(Provided data Opens)

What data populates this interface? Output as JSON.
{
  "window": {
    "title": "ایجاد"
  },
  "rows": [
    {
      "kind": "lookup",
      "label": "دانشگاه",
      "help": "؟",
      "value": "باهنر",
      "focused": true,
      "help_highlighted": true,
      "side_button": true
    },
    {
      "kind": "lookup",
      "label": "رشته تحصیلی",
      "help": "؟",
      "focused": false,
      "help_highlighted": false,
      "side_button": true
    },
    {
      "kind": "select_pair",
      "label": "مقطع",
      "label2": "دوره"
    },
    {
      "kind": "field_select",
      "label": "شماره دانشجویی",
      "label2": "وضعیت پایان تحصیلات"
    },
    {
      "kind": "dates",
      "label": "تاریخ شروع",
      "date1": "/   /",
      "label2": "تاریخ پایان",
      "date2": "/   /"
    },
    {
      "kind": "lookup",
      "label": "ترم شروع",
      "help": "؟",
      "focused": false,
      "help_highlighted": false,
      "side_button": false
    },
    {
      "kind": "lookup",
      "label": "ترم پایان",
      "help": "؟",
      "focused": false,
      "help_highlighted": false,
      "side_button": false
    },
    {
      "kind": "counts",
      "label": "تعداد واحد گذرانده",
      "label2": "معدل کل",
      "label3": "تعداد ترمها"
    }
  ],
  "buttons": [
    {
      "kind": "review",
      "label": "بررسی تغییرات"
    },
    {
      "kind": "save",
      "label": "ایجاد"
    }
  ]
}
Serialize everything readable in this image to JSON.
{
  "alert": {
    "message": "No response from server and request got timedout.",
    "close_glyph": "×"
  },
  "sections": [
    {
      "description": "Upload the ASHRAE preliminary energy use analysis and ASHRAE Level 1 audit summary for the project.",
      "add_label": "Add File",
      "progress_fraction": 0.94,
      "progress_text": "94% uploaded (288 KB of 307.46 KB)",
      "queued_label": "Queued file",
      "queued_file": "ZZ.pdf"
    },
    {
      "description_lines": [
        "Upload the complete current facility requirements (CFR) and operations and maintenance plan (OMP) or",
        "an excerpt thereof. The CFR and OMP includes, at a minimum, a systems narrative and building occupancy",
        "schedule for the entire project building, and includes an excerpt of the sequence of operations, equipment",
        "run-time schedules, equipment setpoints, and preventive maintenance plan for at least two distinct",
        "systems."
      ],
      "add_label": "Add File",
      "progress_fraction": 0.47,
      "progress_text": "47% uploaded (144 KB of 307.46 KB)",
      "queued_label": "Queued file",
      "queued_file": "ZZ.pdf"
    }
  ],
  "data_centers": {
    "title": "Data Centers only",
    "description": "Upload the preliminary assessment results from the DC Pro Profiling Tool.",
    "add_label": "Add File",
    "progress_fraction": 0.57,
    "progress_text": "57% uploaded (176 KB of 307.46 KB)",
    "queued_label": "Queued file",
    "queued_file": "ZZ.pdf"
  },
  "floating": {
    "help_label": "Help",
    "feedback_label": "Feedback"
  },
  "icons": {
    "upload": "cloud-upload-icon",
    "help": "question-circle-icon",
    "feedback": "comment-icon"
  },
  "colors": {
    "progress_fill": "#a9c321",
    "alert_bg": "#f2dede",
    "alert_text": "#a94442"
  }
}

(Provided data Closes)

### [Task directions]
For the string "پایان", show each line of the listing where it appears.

### [Task solution]
      "label2": "وضعیت پایان تحصیلات"
      "label2": "تاریخ پایان",
      "label": "ترم پایان",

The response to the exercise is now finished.